● **Page and application data records**:
··········

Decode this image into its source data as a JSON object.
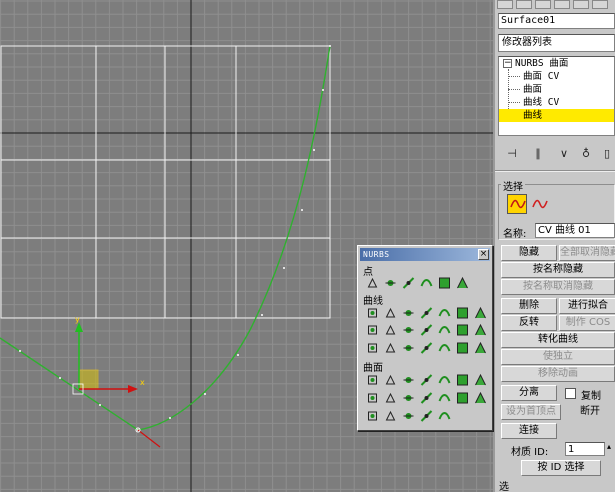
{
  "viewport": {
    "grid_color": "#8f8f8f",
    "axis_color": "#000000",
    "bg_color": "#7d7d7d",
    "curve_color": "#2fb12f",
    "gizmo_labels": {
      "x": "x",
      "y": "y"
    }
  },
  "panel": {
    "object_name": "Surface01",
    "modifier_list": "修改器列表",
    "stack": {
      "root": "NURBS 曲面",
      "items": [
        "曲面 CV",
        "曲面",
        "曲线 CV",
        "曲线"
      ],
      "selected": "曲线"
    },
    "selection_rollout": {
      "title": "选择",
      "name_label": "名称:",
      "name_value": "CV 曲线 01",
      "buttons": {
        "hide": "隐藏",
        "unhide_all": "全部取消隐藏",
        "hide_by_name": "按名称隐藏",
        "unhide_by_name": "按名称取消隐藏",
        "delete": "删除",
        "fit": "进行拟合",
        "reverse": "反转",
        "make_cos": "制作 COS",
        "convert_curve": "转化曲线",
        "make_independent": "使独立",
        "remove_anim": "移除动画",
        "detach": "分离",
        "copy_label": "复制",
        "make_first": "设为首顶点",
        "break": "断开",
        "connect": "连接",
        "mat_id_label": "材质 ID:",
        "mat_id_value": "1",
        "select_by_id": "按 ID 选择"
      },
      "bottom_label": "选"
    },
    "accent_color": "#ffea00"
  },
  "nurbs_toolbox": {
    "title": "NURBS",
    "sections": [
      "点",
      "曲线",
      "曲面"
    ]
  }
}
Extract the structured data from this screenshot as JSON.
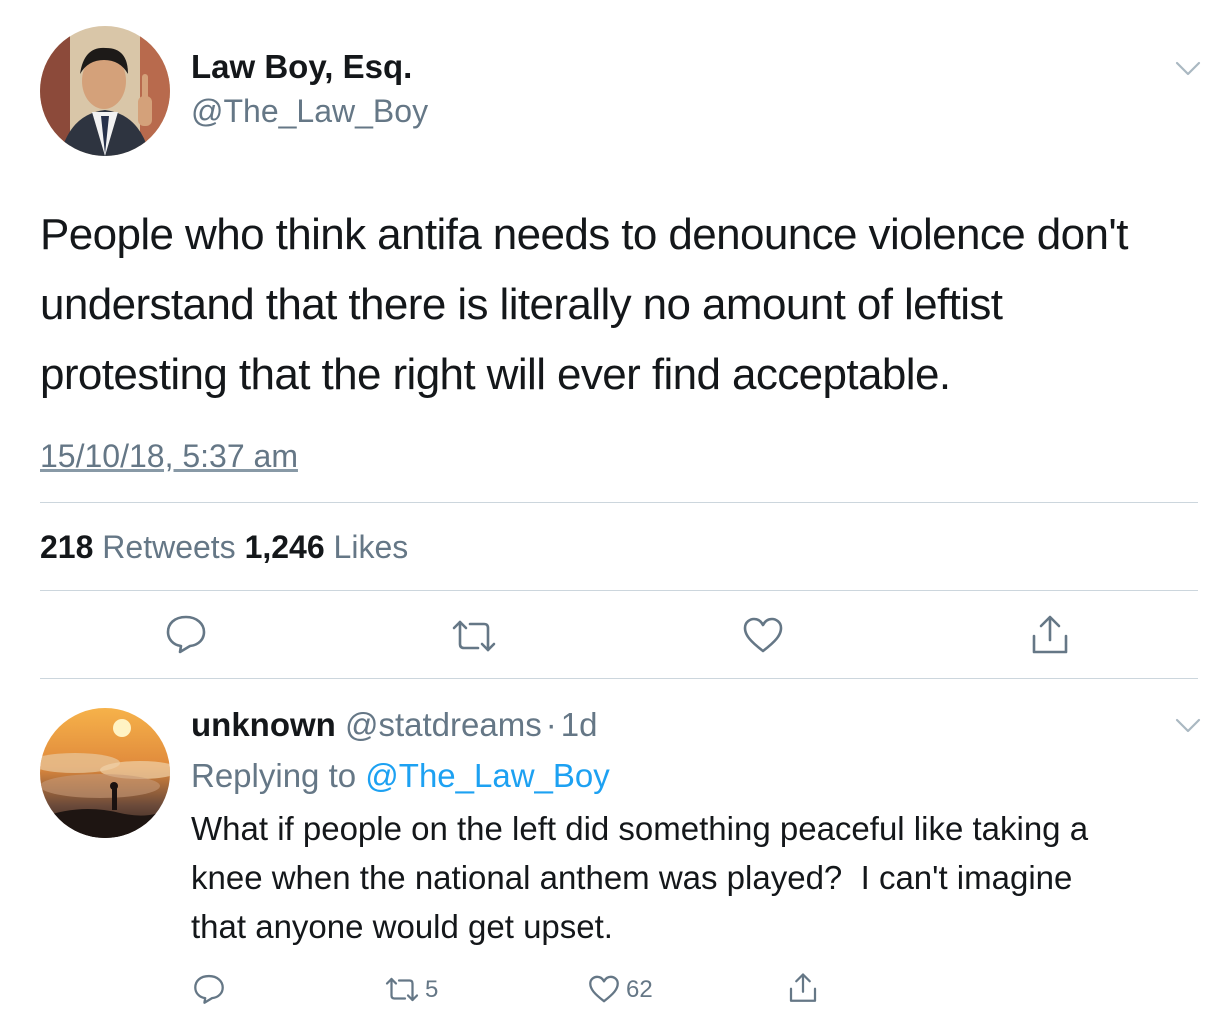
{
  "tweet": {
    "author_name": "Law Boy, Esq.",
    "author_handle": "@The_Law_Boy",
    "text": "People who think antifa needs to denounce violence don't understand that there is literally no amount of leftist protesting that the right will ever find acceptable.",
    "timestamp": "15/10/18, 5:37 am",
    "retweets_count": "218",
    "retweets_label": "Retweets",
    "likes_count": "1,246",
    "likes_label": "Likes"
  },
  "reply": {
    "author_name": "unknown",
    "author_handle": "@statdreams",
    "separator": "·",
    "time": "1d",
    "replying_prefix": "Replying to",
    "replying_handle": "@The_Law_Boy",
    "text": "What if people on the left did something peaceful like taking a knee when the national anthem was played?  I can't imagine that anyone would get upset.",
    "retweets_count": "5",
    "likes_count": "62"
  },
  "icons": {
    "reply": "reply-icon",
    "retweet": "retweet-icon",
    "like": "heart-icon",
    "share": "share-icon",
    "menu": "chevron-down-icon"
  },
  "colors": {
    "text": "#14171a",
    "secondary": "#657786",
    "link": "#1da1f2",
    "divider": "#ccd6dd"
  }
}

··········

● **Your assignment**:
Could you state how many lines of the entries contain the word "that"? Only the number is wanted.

● **Task response**:
2